Task to carry out -> Print out the full listing, exactly.
============
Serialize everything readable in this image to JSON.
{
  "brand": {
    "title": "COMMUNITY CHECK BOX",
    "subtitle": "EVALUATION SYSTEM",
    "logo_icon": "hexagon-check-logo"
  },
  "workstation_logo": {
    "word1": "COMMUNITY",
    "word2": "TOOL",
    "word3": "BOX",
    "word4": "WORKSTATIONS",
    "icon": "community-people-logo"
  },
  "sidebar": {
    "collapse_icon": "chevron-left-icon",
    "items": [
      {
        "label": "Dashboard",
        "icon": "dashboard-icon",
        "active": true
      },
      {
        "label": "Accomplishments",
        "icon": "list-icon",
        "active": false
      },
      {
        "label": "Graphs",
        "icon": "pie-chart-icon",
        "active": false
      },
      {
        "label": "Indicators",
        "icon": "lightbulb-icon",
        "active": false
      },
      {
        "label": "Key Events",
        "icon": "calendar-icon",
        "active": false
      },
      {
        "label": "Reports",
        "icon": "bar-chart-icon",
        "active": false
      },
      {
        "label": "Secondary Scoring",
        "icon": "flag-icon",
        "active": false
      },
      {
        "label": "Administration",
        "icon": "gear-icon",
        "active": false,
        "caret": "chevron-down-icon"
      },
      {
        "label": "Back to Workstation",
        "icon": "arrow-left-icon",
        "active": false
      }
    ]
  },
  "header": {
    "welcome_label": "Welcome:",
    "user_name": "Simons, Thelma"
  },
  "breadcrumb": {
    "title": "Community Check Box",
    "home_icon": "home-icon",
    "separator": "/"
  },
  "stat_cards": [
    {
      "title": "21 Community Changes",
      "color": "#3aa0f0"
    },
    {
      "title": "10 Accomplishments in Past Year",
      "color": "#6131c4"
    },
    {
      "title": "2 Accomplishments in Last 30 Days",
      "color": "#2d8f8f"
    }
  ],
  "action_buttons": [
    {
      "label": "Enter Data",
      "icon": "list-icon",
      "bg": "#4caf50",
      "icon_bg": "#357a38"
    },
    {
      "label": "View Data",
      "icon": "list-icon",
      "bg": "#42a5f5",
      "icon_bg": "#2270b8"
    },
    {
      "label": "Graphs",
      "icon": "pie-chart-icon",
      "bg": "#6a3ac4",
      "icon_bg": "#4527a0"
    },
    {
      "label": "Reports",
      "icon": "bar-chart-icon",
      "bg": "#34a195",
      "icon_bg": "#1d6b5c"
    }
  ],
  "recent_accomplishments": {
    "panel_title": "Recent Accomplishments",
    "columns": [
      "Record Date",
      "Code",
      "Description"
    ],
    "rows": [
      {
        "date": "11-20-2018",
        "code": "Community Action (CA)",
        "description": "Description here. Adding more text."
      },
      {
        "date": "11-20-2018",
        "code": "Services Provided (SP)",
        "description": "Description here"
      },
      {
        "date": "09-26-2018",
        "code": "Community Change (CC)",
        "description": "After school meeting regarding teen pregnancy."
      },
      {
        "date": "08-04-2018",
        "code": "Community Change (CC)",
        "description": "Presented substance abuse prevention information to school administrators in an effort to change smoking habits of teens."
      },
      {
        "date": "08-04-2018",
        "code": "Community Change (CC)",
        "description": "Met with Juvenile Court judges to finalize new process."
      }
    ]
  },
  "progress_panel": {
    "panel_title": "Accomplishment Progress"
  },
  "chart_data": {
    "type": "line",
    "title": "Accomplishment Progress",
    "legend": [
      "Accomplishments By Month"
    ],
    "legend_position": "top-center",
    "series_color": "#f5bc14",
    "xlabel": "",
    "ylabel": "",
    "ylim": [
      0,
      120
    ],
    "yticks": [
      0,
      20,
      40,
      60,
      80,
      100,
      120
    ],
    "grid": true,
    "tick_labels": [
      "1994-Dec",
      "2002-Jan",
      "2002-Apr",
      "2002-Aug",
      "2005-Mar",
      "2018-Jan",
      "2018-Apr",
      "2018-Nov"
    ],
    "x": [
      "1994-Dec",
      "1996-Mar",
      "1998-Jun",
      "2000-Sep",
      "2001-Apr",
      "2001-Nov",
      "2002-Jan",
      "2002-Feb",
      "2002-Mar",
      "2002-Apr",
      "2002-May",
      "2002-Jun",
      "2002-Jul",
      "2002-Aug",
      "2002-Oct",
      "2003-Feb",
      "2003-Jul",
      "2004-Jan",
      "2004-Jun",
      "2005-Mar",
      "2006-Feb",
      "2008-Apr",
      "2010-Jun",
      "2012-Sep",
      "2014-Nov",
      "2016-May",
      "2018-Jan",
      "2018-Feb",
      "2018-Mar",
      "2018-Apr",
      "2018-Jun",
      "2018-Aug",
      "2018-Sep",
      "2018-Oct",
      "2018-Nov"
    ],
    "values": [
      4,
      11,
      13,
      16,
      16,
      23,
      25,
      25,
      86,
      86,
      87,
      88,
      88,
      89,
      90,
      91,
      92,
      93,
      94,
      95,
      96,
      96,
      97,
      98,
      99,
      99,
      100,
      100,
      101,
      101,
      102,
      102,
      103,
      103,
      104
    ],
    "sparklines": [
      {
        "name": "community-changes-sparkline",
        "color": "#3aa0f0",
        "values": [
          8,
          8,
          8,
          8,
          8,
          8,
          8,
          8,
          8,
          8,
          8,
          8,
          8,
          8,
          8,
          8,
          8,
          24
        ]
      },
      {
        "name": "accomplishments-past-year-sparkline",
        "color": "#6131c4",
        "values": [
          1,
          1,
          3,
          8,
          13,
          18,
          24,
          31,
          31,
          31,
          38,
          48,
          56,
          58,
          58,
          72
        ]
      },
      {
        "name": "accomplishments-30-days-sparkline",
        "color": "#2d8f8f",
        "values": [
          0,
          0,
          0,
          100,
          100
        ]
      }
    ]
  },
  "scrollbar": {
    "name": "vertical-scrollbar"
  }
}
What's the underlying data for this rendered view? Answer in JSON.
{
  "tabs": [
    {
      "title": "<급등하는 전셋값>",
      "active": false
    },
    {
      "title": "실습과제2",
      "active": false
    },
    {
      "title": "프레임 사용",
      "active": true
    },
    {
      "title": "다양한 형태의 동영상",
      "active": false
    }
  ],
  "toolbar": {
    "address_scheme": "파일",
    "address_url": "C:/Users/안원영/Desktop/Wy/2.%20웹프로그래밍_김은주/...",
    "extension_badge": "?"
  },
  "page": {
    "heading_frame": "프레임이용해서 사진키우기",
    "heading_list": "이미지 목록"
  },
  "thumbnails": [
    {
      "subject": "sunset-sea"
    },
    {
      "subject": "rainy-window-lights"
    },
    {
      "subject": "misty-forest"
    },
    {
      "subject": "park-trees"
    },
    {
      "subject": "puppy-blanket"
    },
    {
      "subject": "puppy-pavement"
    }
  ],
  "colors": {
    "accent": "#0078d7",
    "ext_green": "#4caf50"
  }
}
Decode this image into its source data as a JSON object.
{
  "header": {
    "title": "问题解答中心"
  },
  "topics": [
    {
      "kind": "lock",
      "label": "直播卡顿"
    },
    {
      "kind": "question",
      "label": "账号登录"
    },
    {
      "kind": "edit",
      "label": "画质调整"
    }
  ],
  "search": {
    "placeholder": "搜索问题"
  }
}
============
Result of the task ->
Serialize everything readable in this image to JSON.
{
  "brand": {
    "title": "COMMUNITY CHECK BOX",
    "subtitle": "EVALUATION SYSTEM",
    "logo_icon": "hexagon-check-logo"
  },
  "workstation_logo": {
    "word1": "COMMUNITY",
    "word2": "TOOL",
    "word3": "BOX",
    "word4": "WORKSTATIONS",
    "icon": "community-people-logo"
  },
  "sidebar": {
    "collapse_icon": "chevron-left-icon",
    "items": [
      {
        "label": "Dashboard",
        "icon": "dashboard-icon",
        "active": true
      },
      {
        "label": "Accomplishments",
        "icon": "list-icon",
        "active": false
      },
      {
        "label": "Graphs",
        "icon": "pie-chart-icon",
        "active": false
      },
      {
        "label": "Indicators",
        "icon": "lightbulb-icon",
        "active": false
      },
      {
        "label": "Key Events",
        "icon": "calendar-icon",
        "active": false
      },
      {
        "label": "Reports",
        "icon": "bar-chart-icon",
        "active": false
      },
      {
        "label": "Secondary Scoring",
        "icon": "flag-icon",
        "active": false
      },
      {
        "label": "Administration",
        "icon": "gear-icon",
        "active": false,
        "caret": "chevron-down-icon"
      },
      {
        "label": "Back to Workstation",
        "icon": "arrow-left-icon",
        "active": false
      }
    ]
  },
  "header": {
    "welcome_label": "Welcome:",
    "user_name": "Simons, Thelma"
  },
  "breadcrumb": {
    "title": "Community Check Box",
    "home_icon": "home-icon",
    "separator": "/"
  },
  "stat_cards": [
    {
      "title": "21 Community Changes",
      "color": "#3aa0f0"
    },
    {
      "title": "10 Accomplishments in Past Year",
      "color": "#6131c4"
    },
    {
      "title": "2 Accomplishments in Last 30 Days",
      "color": "#2d8f8f"
    }
  ],
  "action_buttons": [
    {
      "label": "Enter Data",
      "icon": "list-icon",
      "bg": "#4caf50",
      "icon_bg": "#357a38"
    },
    {
      "label": "View Data",
      "icon": "list-icon",
      "bg": "#42a5f5",
      "icon_bg": "#2270b8"
    },
    {
      "label": "Graphs",
      "icon": "pie-chart-icon",
      "bg": "#6a3ac4",
      "icon_bg": "#4527a0"
    },
    {
      "label": "Reports",
      "icon": "bar-chart-icon",
      "bg": "#34a195",
      "icon_bg": "#1d6b5c"
    }
  ],
  "recent_accomplishments": {
    "panel_title": "Recent Accomplishments",
    "columns": [
      "Record Date",
      "Code",
      "Description"
    ],
    "rows": [
      {
        "date": "11-20-2018",
        "code": "Community Action (CA)",
        "description": "Description here. Adding more text."
      },
      {
        "date": "11-20-2018",
        "code": "Services Provided (SP)",
        "description": "Description here"
      },
      {
        "date": "09-26-2018",
        "code": "Community Change (CC)",
        "description": "After school meeting regarding teen pregnancy."
      },
      {
        "date": "08-04-2018",
        "code": "Community Change (CC)",
        "description": "Presented substance abuse prevention information to school administrators in an effort to change smoking habits of teens."
      },
      {
        "date": "08-04-2018",
        "code": "Community Change (CC)",
        "description": "Met with Juvenile Court judges to finalize new process."
      }
    ]
  },
  "progress_panel": {
    "panel_title": "Accomplishment Progress"
  },
  "chart_data": {
    "type": "line",
    "title": "Accomplishment Progress",
    "legend": [
      "Accomplishments By Month"
    ],
    "legend_position": "top-center",
    "series_color": "#f5bc14",
    "xlabel": "",
    "ylabel": "",
    "ylim": [
      0,
      120
    ],
    "yticks": [
      0,
      20,
      40,
      60,
      80,
      100,
      120
    ],
    "grid": true,
    "tick_labels": [
      "1994-Dec",
      "2002-Jan",
      "2002-Apr",
      "2002-Aug",
      "2005-Mar",
      "2018-Jan",
      "2018-Apr",
      "2018-Nov"
    ],
    "x": [
      "1994-Dec",
      "1996-Mar",
      "1998-Jun",
      "2000-Sep",
      "2001-Apr",
      "2001-Nov",
      "2002-Jan",
      "2002-Feb",
      "2002-Mar",
      "2002-Apr",
      "2002-May",
      "2002-Jun",
      "2002-Jul",
      "2002-Aug",
      "2002-Oct",
      "2003-Feb",
      "2003-Jul",
      "2004-Jan",
      "2004-Jun",
      "2005-Mar",
      "2006-Feb",
      "2008-Apr",
      "2010-Jun",
      "2012-Sep",
      "2014-Nov",
      "2016-May",
      "2018-Jan",
      "2018-Feb",
      "2018-Mar",
      "2018-Apr",
      "2018-Jun",
      "2018-Aug",
      "2018-Sep",
      "2018-Oct",
      "2018-Nov"
    ],
    "values": [
      4,
      11,
      13,
      16,
      16,
      23,
      25,
      25,
      86,
      86,
      87,
      88,
      88,
      89,
      90,
      91,
      92,
      93,
      94,
      95,
      96,
      96,
      97,
      98,
      99,
      99,
      100,
      100,
      101,
      101,
      102,
      102,
      103,
      103,
      104
    ],
    "sparklines": [
      {
        "name": "community-changes-sparkline",
        "color": "#3aa0f0",
        "values": [
          8,
          8,
          8,
          8,
          8,
          8,
          8,
          8,
          8,
          8,
          8,
          8,
          8,
          8,
          8,
          8,
          8,
          24
        ]
      },
      {
        "name": "accomplishments-past-year-sparkline",
        "color": "#6131c4",
        "values": [
          1,
          1,
          3,
          8,
          13,
          18,
          24,
          31,
          31,
          31,
          38,
          48,
          56,
          58,
          58,
          72
        ]
      },
      {
        "name": "accomplishments-30-days-sparkline",
        "color": "#2d8f8f",
        "values": [
          0,
          0,
          0,
          100,
          100
        ]
      }
    ]
  },
  "scrollbar": {
    "name": "vertical-scrollbar"
  }
}
What's the underlying data for this rendered view? Answer in JSON.
{
  "tabs": [
    {
      "title": "<급등하는 전셋값>",
      "active": false
    },
    {
      "title": "실습과제2",
      "active": false
    },
    {
      "title": "프레임 사용",
      "active": true
    },
    {
      "title": "다양한 형태의 동영상",
      "active": false
    }
  ],
  "toolbar": {
    "address_scheme": "파일",
    "address_url": "C:/Users/안원영/Desktop/Wy/2.%20웹프로그래밍_김은주/...",
    "extension_badge": "?"
  },
  "page": {
    "heading_frame": "프레임이용해서 사진키우기",
    "heading_list": "이미지 목록"
  },
  "thumbnails": [
    {
      "subject": "sunset-sea"
    },
    {
      "subject": "rainy-window-lights"
    },
    {
      "subject": "misty-forest"
    },
    {
      "subject": "park-trees"
    },
    {
      "subject": "puppy-blanket"
    },
    {
      "subject": "puppy-pavement"
    }
  ],
  "colors": {
    "accent": "#0078d7",
    "ext_green": "#4caf50"
  }
}
Decode this image into its source data as a JSON object.
{
  "header": {
    "title": "问题解答中心"
  },
  "topics": [
    {
      "kind": "lock",
      "label": "直播卡顿"
    },
    {
      "kind": "question",
      "label": "账号登录"
    },
    {
      "kind": "edit",
      "label": "画质调整"
    }
  ],
  "search": {
    "placeholder": "搜索问题"
  }
}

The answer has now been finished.